== Segment start ==

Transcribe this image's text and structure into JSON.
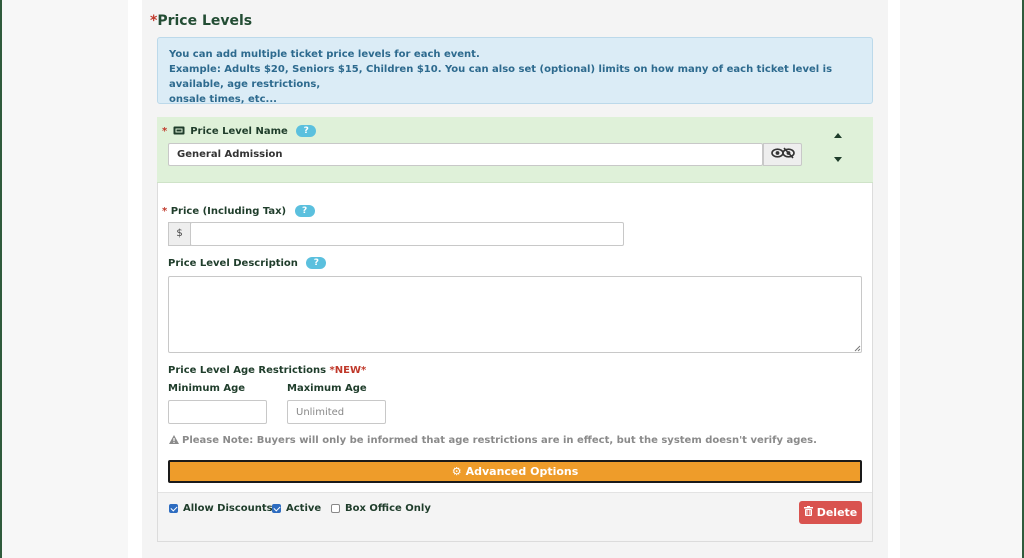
{
  "section": {
    "title": "Price Levels",
    "required_mark": "*"
  },
  "info": {
    "line1": "You can add multiple ticket price levels for each event.",
    "line2": "Example: Adults $20, Seniors $15, Children $10. You can also set (optional) limits on how many of each ticket level is available, age restrictions,",
    "line3": "onsale times, etc..."
  },
  "level": {
    "name_label": "Price Level Name",
    "name_value": "General Admission",
    "price_label": "Price (Including Tax)",
    "currency": "$",
    "price_value": "",
    "description_label": "Price Level Description",
    "description_value": "",
    "age_label": "Price Level Age Restrictions",
    "age_new_tag": "*NEW*",
    "min_age_label": "Minimum Age",
    "min_age_value": "",
    "max_age_label": "Maximum Age",
    "max_age_placeholder": "Unlimited",
    "note": "Please Note: Buyers will only be informed that age restrictions are in effect, but the system doesn't verify ages.",
    "advanced_label": "Advanced Options",
    "help_glyph": "?",
    "required_mark": "*"
  },
  "footer": {
    "allow_discounts": {
      "label": "Allow Discounts",
      "checked": true
    },
    "active": {
      "label": "Active",
      "checked": true
    },
    "box_office_only": {
      "label": "Box Office Only",
      "checked": false
    },
    "delete_label": "Delete"
  },
  "icons": {
    "ticket": "ticket-icon",
    "visibility": "eye-slash-icon",
    "move_up": "arrow-up-icon",
    "move_down": "arrow-down-icon",
    "help": "question-badge-icon",
    "warning": "warning-icon",
    "settings": "gear-icon",
    "delete": "trash-icon"
  },
  "colors": {
    "brand_green": "#234d34",
    "info_bg": "#dbecf6",
    "info_text": "#2d6a8e",
    "header_green": "#dff1d9",
    "advanced_orange": "#ee9c2a",
    "delete_red": "#d9534f",
    "help_blue": "#5bc0de",
    "required_red": "#c0392b"
  }
}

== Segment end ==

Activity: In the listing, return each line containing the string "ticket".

Reply:
    "line1": "You can add multiple ticket price levels for each event.",
    "line2": "Example: Adults $20, Seniors $15, Children $10. You can also set (optional) limits on how many of each ticket level is available, age restrictions,",
    "ticket": "ticket-icon",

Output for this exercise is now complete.